BMI is calculated by dividing a person's body weight in kilograms by their height in meters squared. BMI has been used as an estimator of body fatness by researchers for a number of years. While there are several ways to actually measure how much fat a person is carrying, these typically involve the use of specialized equipment not easily accessible to most medical practitioners or their patients. Instruments or equipment for underwater weighing, measurement of electrical impedance, or CT scans aren't found in most GPs' offices. Thus, the BMI has come to be used as a surrogate a marker, if you will for body fat. And for certain populations, it correlates well with actual measurements of body fat. And there's the rub for certain populations, like fit young athletes BMI isn't much use.

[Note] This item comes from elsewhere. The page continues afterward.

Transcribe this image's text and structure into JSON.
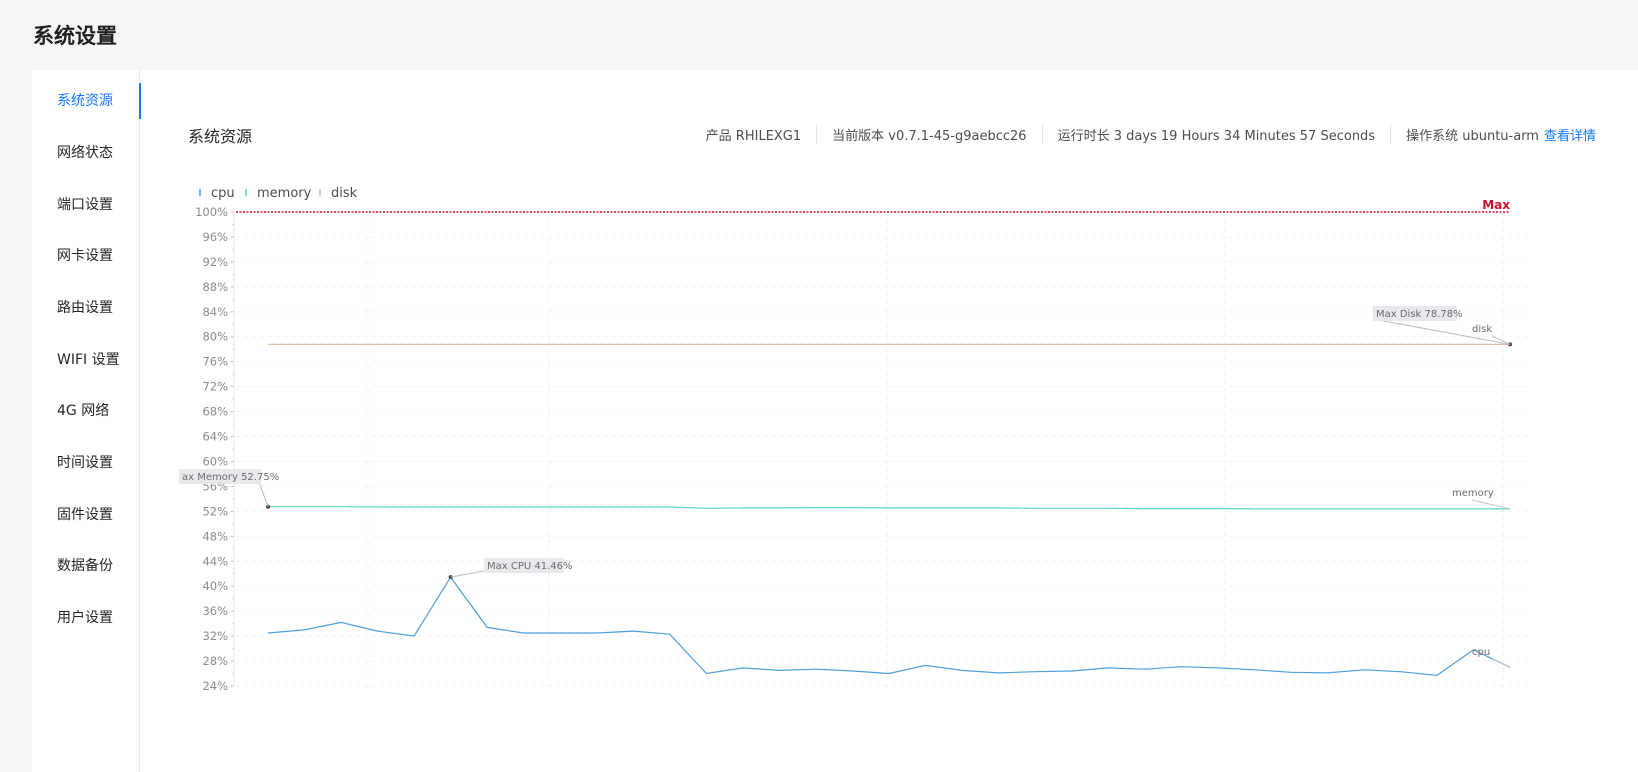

BMI correlates well with body fat in sedentary populations. That is, it's great for couch potatoes. But a simple measurement of body weight (which is the basis for BMI) can't distinguish between fat and lean tissue like muscle. Thus, it also can't distinguish people whose body weight is high because they're dedicated body builders or play competitive sports on a regular basis. And people who have and maintain a muscular physique through regular activity are not likely to be prone to increased risk for the types of chronic diseases to which excess body fat predisposes one.

So, who should be concerned about their BMI? If that figure is 30 or greater, an inactive person would be considered obese. And obesity is known to increase the risk of a host of unpleasant conditions: gallbladder disease, arthritis, type 2 diabetes, high blood pressure, and heart disease.

Until 1998, a person whose BMI was between 27 and 29.9 was considered to be overweight but that year a panel of experts at the National Institutes of Health (NIH) increased the range of overweight to BMIs between 25 and 29.9, because even the lower figures seemed to be correlated with increased health risks.

Whether or not this change in the BMI standards for overweight was a good thing or not (and there are arguments on both sides of the issue), one thing is certainly clear. The prevalence of obesity itself has been increasing rapidly in the United States. In national surveys in 1960-62, about 13 percent of adults 20-74 years old had BMIs of 30 or greater. In the survey spanning 1988-94, that figure had risen to over 22 percent. And once people have become obese, it is very difficult to lose the excess fat and maintain that loss.

So if learning that your BMI of 26 puts you in an "overweight" category and motivates you to instigate lifestyle changes to help prevent obesity itself, the BMI will have served a useful function. But using it for inappropriate comparisons and then decrying its utility sends the wrong public health message and serves only to amuse and confuse consumers.